Among the entries below, find the lines holding "data" and copy them.

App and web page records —
# # # # # # #

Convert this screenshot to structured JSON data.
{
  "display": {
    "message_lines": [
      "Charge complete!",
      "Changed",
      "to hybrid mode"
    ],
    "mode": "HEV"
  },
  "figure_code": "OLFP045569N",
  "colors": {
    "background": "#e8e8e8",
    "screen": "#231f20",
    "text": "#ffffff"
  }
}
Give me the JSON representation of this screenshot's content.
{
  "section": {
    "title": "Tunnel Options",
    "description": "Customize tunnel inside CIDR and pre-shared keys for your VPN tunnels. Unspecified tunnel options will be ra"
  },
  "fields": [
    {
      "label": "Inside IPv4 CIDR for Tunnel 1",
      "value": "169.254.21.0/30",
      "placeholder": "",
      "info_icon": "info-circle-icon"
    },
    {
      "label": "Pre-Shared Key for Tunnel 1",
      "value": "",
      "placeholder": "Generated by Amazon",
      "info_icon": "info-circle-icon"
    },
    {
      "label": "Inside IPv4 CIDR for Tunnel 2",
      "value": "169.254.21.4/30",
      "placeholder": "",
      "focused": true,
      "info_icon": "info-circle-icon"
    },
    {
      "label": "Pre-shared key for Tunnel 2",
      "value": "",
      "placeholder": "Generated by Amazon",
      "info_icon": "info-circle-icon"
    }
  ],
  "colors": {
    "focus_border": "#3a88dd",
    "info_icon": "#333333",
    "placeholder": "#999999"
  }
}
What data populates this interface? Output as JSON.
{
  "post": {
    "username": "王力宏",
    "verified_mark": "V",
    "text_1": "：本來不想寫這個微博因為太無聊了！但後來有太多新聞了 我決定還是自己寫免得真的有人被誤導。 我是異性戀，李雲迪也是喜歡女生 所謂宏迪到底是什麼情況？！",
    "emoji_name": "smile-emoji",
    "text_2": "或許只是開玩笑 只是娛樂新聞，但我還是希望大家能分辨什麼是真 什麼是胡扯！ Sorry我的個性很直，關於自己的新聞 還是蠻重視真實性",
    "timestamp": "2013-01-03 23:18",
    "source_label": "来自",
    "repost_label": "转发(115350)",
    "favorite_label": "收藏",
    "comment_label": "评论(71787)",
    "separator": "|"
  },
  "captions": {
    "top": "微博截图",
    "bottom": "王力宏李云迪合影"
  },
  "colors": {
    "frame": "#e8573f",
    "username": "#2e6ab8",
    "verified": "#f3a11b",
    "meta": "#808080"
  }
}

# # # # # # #

FINISHED TASK —
Convert this screenshot to structured JSON data.
What data populates this interface? Output as JSON.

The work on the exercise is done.